Anthony Edwards — NBA star for the Minnesota Timberwolves — used anti-gay language to demean a group of men, recorded himself doing it, and then posted it online so hundreds of thousands of people would see him do it.
Will the NBA take action against such clear-cut homophobic language?
According the Chris Hine of the Star Tribune, the league is reviewing the video that Edwards recorded and posted, showing himself calling a group of men “queer-ass.”
While some geniuses on social media are pointing to “Queer Eye” and other uses of the word “queer” by the LGBT community to excuse the behavior, that’s like saying everyone can now call people “The N Word” because some black football players and rappers call each other that word.
The claim is ludicrous on its face — Context determines the meaning of the word, and in the context of Edwards’ use, it is clearly a slur.
For their part, so far the Minnesota Timberwolves have tried to publicly sweep the episode under the rug. The club’s president of basketball operations released an embarrassingly substance-free statement, failing to even acknowledge the LGBT community.

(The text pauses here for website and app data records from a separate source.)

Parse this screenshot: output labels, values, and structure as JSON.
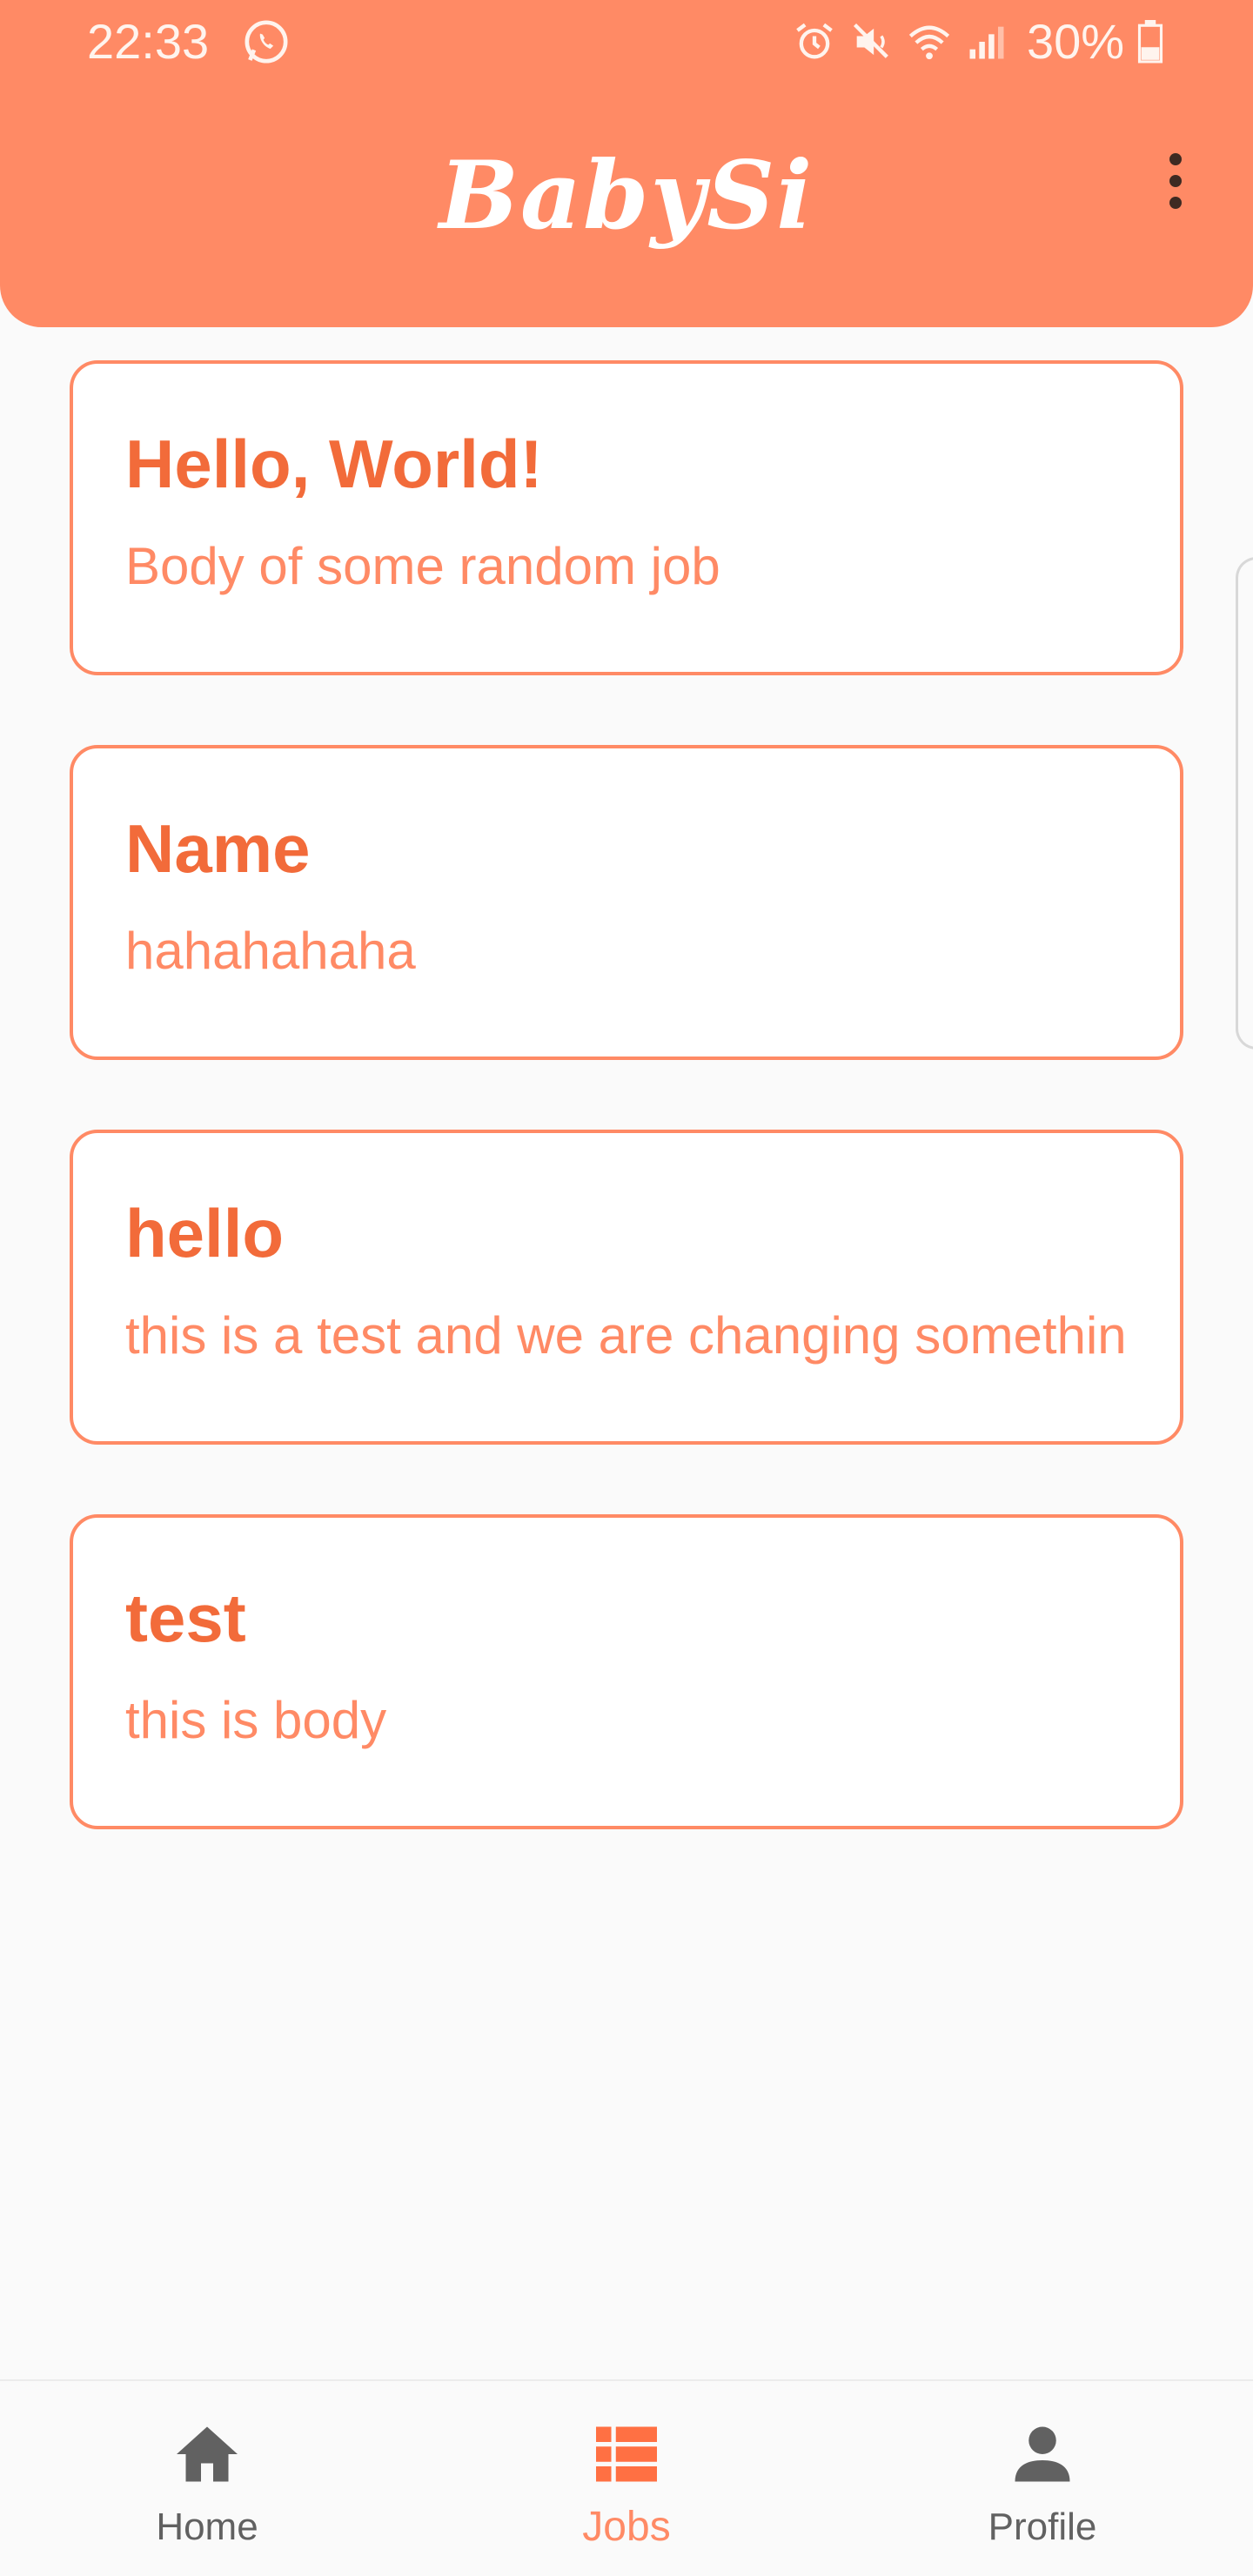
{
  "status_bar": {
    "time": "22:33",
    "battery": "30%",
    "icons": [
      "whatsapp-icon",
      "alarm-icon",
      "mute-icon",
      "wifi-icon",
      "signal-icon",
      "battery-icon"
    ]
  },
  "app_bar": {
    "title": "BabySi",
    "menu_icon": "more-vert-icon"
  },
  "jobs": [
    {
      "title": "Hello, World!",
      "body": "Body of some random job"
    },
    {
      "title": "Name",
      "body": "hahahahaha"
    },
    {
      "title": "hello",
      "body": "this is a test and we are changing somethingg"
    },
    {
      "title": "test",
      "body": "this is body"
    }
  ],
  "bottom_nav": {
    "items": [
      {
        "label": "Home",
        "icon": "home-icon",
        "active": false
      },
      {
        "label": "Jobs",
        "icon": "list-icon",
        "active": true
      },
      {
        "label": "Profile",
        "icon": "person-icon",
        "active": false
      }
    ]
  },
  "colors": {
    "accent": "#ff8a65",
    "title_text": "#f26b3a",
    "inactive_nav": "#616161",
    "background": "#fafafa"
  }
}
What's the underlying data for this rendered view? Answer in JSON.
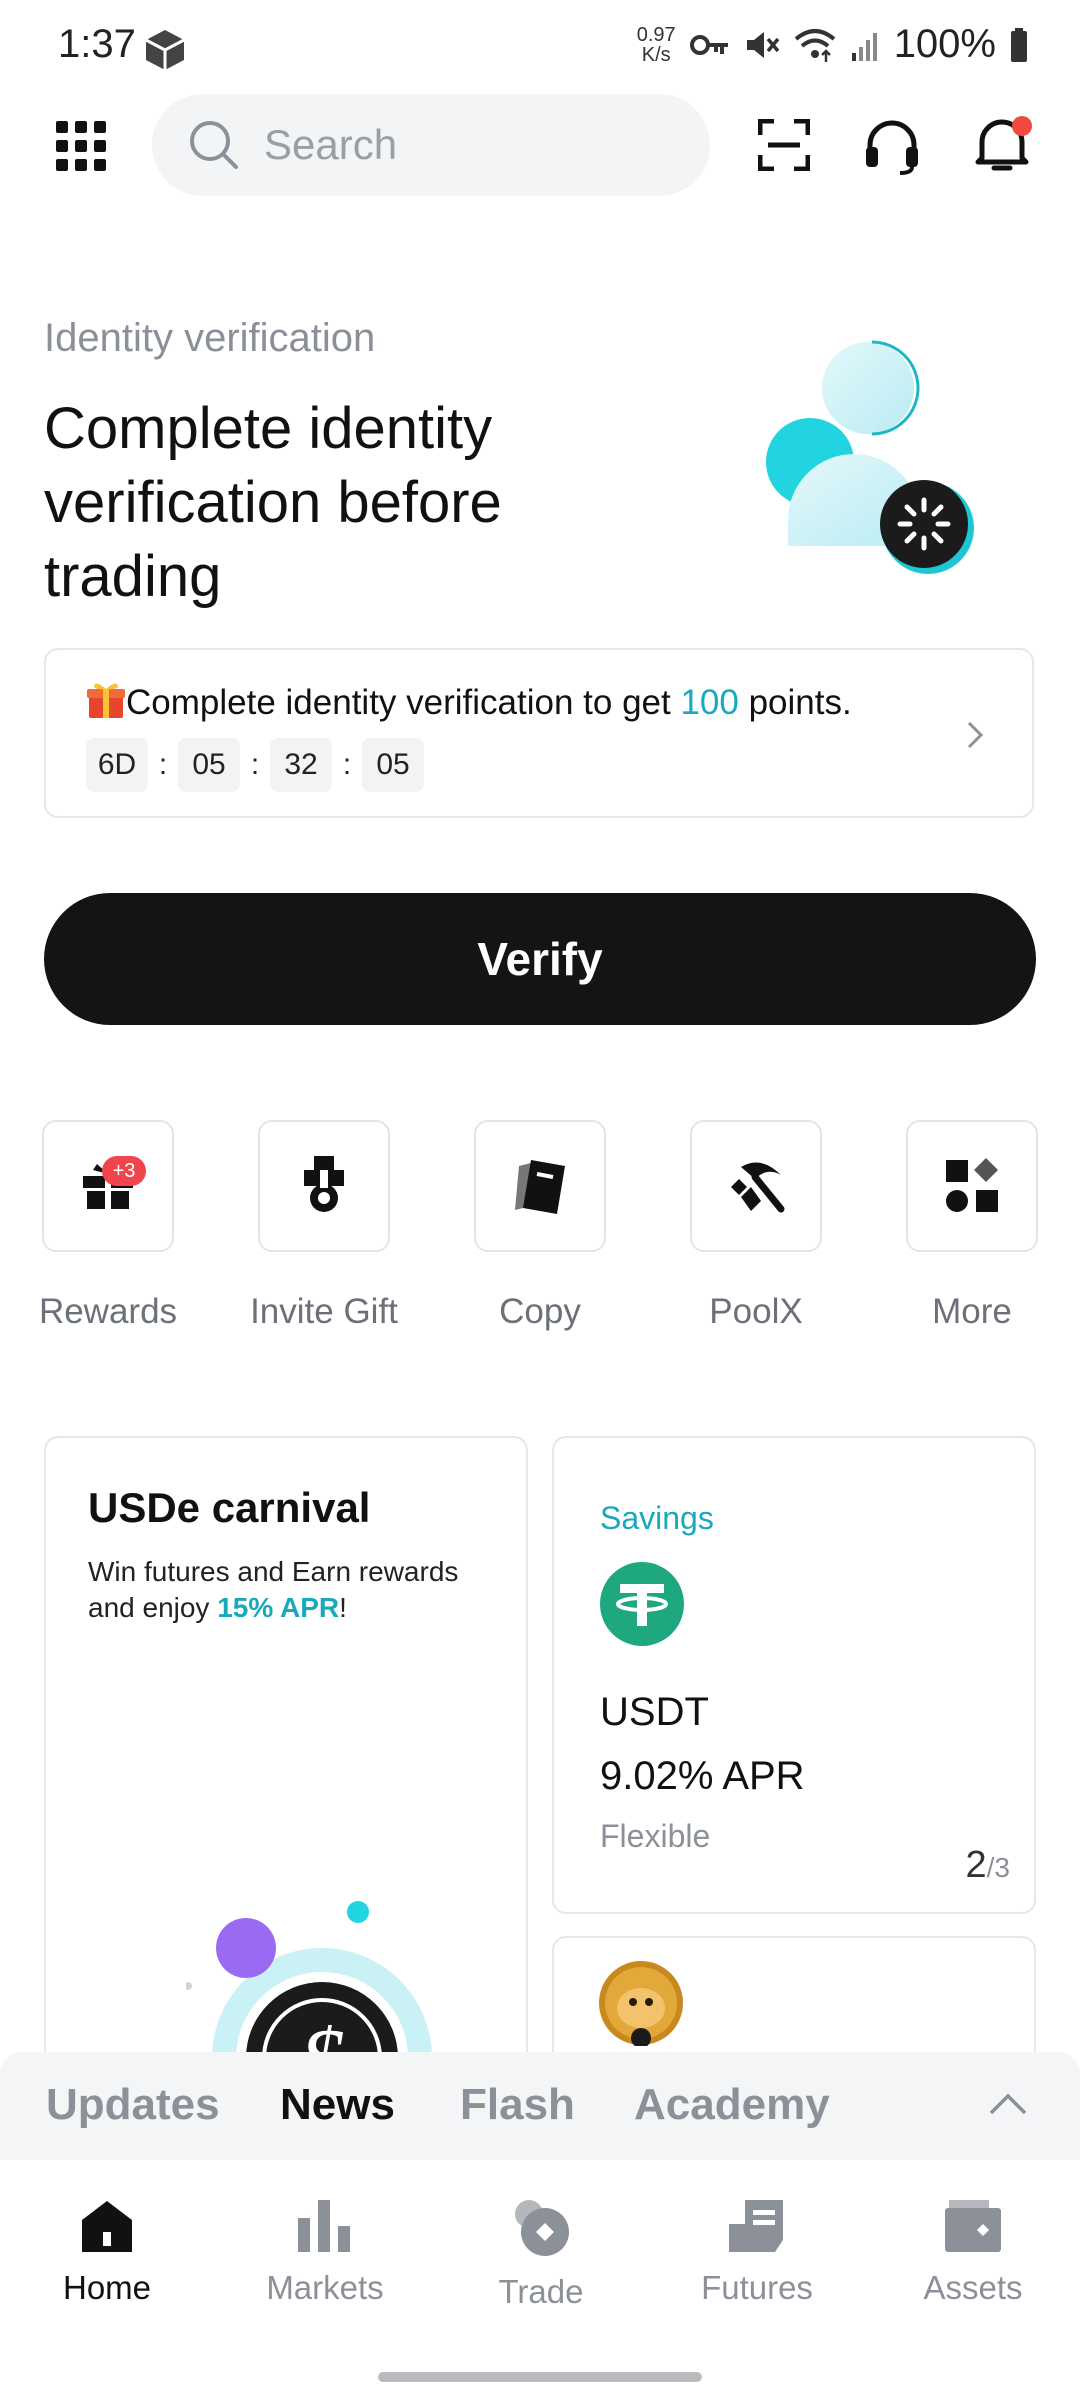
{
  "status_bar": {
    "time": "1:37",
    "net_speed_value": "0.97",
    "net_speed_unit": "K/s",
    "battery": "100%",
    "icons": [
      "package-icon",
      "vpn-key-icon",
      "mute-icon",
      "wifi-icon",
      "signal-icon",
      "battery-icon"
    ]
  },
  "top_bar": {
    "search_placeholder": "Search",
    "icons": [
      "apps-grid-icon",
      "search-icon",
      "scan-icon",
      "support-headset-icon",
      "bell-icon"
    ]
  },
  "kyc": {
    "subtitle": "Identity verification",
    "title": "Complete identity verification before trading",
    "reward_prefix": "Complete identity verification to get ",
    "reward_points": "100",
    "reward_suffix": " points.",
    "timer": {
      "days": "6D",
      "hours": "05",
      "minutes": "32",
      "seconds": "05"
    },
    "verify_label": "Verify",
    "accent_color": "#18a9bf"
  },
  "shortcuts": [
    {
      "label": "Rewards",
      "badge": "+3",
      "icon": "gift-icon"
    },
    {
      "label": "Invite Gift",
      "icon": "medal-icon"
    },
    {
      "label": "Copy",
      "icon": "copy-cards-icon"
    },
    {
      "label": "PoolX",
      "icon": "pickaxe-icon"
    },
    {
      "label": "More",
      "icon": "more-shapes-icon"
    }
  ],
  "promo_card": {
    "title": "USDe carnival",
    "desc_prefix": "Win futures and Earn rewards and enjoy ",
    "desc_highlight": "15% APR",
    "desc_suffix": "!"
  },
  "savings_card": {
    "tag": "Savings",
    "coin": "USDT",
    "apr": "9.02% APR",
    "term": "Flexible",
    "page_current": "2",
    "page_total": "/3"
  },
  "news_tabs": [
    "Updates",
    "News",
    "Flash",
    "Academy"
  ],
  "news_active": "News",
  "bottom_nav": [
    {
      "label": "Home",
      "icon": "home-icon",
      "active": true
    },
    {
      "label": "Markets",
      "icon": "bar-chart-icon",
      "active": false
    },
    {
      "label": "Trade",
      "icon": "trade-icon",
      "active": false
    },
    {
      "label": "Futures",
      "icon": "futures-icon",
      "active": false
    },
    {
      "label": "Assets",
      "icon": "wallet-icon",
      "active": false
    }
  ]
}
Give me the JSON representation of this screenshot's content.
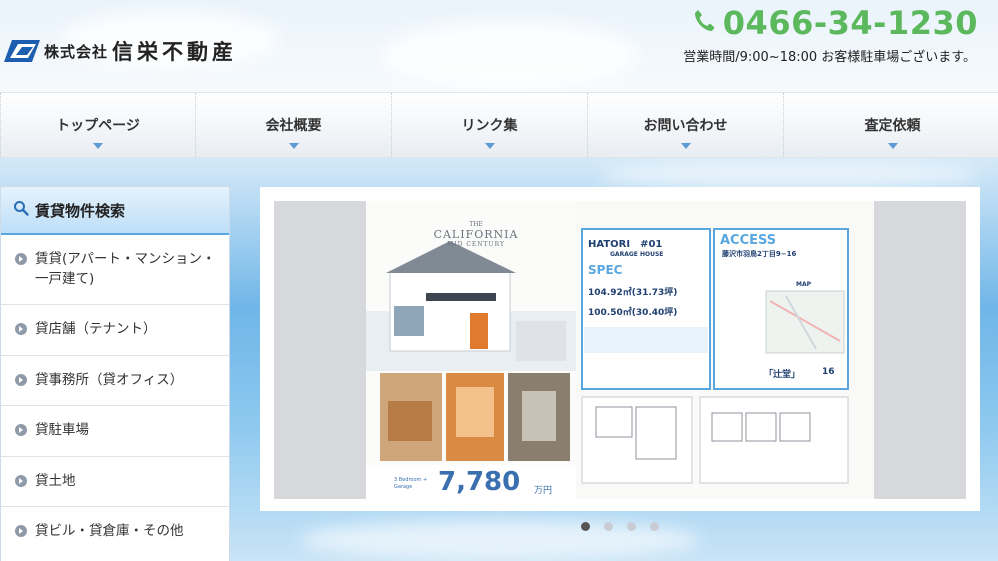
{
  "header": {
    "logo_small": "株式会社",
    "logo_big": "信栄不動産",
    "phone": "0466-34-1230",
    "hours": "営業時間/9:00~18:00 お客様駐車場ございます。"
  },
  "nav": {
    "items": [
      {
        "label": "トップページ"
      },
      {
        "label": "会社概要"
      },
      {
        "label": "リンク集"
      },
      {
        "label": "お問い合わせ"
      },
      {
        "label": "査定依頼"
      }
    ]
  },
  "sidebar": {
    "title": "賃貸物件検索",
    "items": [
      {
        "label": "賃貸(アパート・マンション・一戸建て)"
      },
      {
        "label": "貸店舗（テナント）"
      },
      {
        "label": "貸事務所（貸オフィス）"
      },
      {
        "label": "貸駐車場"
      },
      {
        "label": "貸土地"
      },
      {
        "label": "貸ビル・貸倉庫・その他"
      }
    ]
  },
  "slide": {
    "flyer": {
      "the": "THE",
      "california": "CALIFORNIA",
      "mid_century": "MID CENTURY",
      "hatori": "HATORI　#01",
      "garage_house": "GARAGE HOUSE",
      "spec": "SPEC",
      "land_area": "104.92㎡(31.73坪)",
      "floor_area": "100.50㎡(30.40坪)",
      "access": "ACCESS",
      "address": "藤沢市羽鳥2丁目9−16",
      "map": "MAP",
      "plan": "3 Bedroom + Garage",
      "price": "7,780",
      "price_unit": "万円",
      "station": "「辻堂」",
      "walk": "16"
    },
    "active_index": 0,
    "total": 4
  },
  "colors": {
    "accent": "#5aa7e0",
    "phone": "#5cb85c",
    "price": "#3a6fb0"
  }
}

This is similar to how almost every other NBA team — including the Timberwolves — handled the discovery of dozens of homophobic and anti-gay old tweets from current players (though, it’s important to note the Philadelphia 76ers and forward Paul Reed took these seriously).
The NBA has a history of taking action against athletes who use this kind of language. Kobe Bryant famously received a $100,000 fine when he called a referee a gay slur in a game. Weeks later the league fined Jaokim Noah $50,000 for calling a fan a gay slur.
Athletes have also been punished when using this language away from the court. Kevin Durant had to pay $50,000 in fines, and Nikola Jokic was slapped with a $25,000 for use of language in a post-game interview.
Now the NBA faces a credibility issue. The league has been out front various times, expressing its support for the LGBT community, creating Pride shirts for every team, appearing in Pride parades, etc....
Yet the language athletes use is where the rubber hits the court.
Waving Pride flags is absolutely meaningless if athletes use this kind of language and face no discipline. It’s the league saying, “Don’t worry guys, all these rainbow flags we’re waving give us cover — Do what you want.”
The LGBT community is now watching to see what the NBA does.
“I think consistency always matters,” said Anthony Nicodemo. He is a gay high school basketball coach and athletic director, and a board member with the Sports Equality Foundation. “If a league has disciplined an athlete for the same behavior, then yes he should be disciplined.
The NBA, as well as the players union, are on the clock. Will the league take appropriate action, and will the union accept what should at the very least be a fine?
As the NBA season approaches, their response to this will speak volumes.